They clustered in groups on the sidewalks of Tahrir Square, the now historic urban center where Egyptians gathered for a wave of protests that toppled Mubarak on Feb. 11. And these Egyptians traded conversation, told jokes and argued relentlessly. They bought newspapers which on this day were filled with garish photos of the downfall and death of Libyan leader Muammar Gaddafi. Families gathered and went about shopping and stopping for tea.

On this day, it was clear the square continues to be the place where the country’s conversation of revolution and what it means unfolds on a daily basis.
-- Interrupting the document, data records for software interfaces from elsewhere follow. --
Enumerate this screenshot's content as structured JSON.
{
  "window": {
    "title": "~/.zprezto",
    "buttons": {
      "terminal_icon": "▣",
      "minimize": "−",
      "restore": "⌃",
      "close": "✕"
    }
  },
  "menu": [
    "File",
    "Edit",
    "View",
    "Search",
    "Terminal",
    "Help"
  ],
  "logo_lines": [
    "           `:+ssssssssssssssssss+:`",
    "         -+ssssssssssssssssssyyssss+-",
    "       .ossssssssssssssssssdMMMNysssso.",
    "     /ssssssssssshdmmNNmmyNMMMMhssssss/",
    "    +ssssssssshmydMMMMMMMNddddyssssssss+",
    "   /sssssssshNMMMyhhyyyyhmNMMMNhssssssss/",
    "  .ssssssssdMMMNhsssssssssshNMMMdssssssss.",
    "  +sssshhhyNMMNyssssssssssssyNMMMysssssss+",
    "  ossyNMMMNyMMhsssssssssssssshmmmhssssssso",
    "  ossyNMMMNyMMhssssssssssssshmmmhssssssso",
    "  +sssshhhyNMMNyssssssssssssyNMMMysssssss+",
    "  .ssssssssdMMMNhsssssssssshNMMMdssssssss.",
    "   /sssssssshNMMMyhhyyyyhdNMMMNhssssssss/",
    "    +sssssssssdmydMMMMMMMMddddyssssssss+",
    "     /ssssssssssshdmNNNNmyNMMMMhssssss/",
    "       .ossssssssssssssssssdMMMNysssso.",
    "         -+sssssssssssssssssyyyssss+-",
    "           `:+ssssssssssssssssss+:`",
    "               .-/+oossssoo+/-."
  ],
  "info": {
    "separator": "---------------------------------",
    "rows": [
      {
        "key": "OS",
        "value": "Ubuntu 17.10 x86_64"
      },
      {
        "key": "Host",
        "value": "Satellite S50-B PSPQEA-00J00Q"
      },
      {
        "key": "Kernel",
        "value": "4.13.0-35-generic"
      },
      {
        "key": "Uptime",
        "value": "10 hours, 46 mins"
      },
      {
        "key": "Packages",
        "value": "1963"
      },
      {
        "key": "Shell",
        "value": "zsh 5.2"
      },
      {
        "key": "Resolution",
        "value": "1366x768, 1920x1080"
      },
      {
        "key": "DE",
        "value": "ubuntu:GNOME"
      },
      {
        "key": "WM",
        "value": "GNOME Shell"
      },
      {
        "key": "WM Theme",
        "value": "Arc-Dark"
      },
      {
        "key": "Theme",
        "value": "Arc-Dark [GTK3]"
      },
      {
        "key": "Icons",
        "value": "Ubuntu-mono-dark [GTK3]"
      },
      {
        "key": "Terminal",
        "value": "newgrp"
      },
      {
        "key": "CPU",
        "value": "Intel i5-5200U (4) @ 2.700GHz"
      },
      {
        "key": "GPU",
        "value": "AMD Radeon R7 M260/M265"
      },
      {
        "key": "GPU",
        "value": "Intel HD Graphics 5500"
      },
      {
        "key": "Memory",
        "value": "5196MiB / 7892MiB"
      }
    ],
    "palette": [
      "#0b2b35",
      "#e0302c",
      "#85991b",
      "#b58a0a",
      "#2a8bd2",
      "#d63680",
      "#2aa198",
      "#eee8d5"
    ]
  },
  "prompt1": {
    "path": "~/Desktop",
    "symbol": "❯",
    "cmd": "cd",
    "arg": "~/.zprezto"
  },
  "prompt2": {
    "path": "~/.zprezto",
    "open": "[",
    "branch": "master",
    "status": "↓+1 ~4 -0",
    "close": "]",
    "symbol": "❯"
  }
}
Amid the crowd, Sheikh Gamil Alan, a dean emeritus of the law school at al-Azhar, the Muslim world’s premiere theological institute with more than 1,000 years of tradition, climbed the few steps to take a rickety stage. He was aging with gray hair and a long gray beard and the traditional scholarly robes and red-felt fez of an al-Azhar scholar. A younger man helped him up to the podium and turned on the microphone, which whined and then screeched with feedback.

We had spent some time with Sheikh Alan before he took the stage and he told us he wanted to address the crowd about where Egypt was at that moment in time and about the fateful, pending election of a new parliament and the historic opportunity that body will have to write a new constitution. It was time to really talk about the issues, he said.

Up on stage, he spoke into the microphone to what seemed a lingering and listless crowd, saying, “We need a road map to rescue Egypt.”

But as he tried to speak, the loud speakers were distorting and there was more screeching feedback. Across the road a few dozen protesters, some of them waving Syrian flags, chanted for the downfall of Bashar Assad in Syria. They were shouting, “We are staying, Assad is going!” It was a variation of a popular chant — “We are staying, Mubarak is going” — during the days of January and February when Tahrir Square was packed with hundreds of thousands of demonstrators in 18 heady days that toppled the regime.

Amid the shouting and the distortion and the cacophony of sound there was not much of a chance for a hearing on the big issues on that day in Tahrir Square. Slowly, the crowd turned away as the sound of the feedback grew more and more difficult. And the knowledgeable sheikh with his reasoned arguments and desire to help his countrymen focus on the issues descended the stage, disappointed but not disheartened.

“The revolution is one very, long conversation, it will continue,” he told us.

“We don’t know where this is going,” he added. “But we will find our way.”

This story is presented by The GroundTruth Project.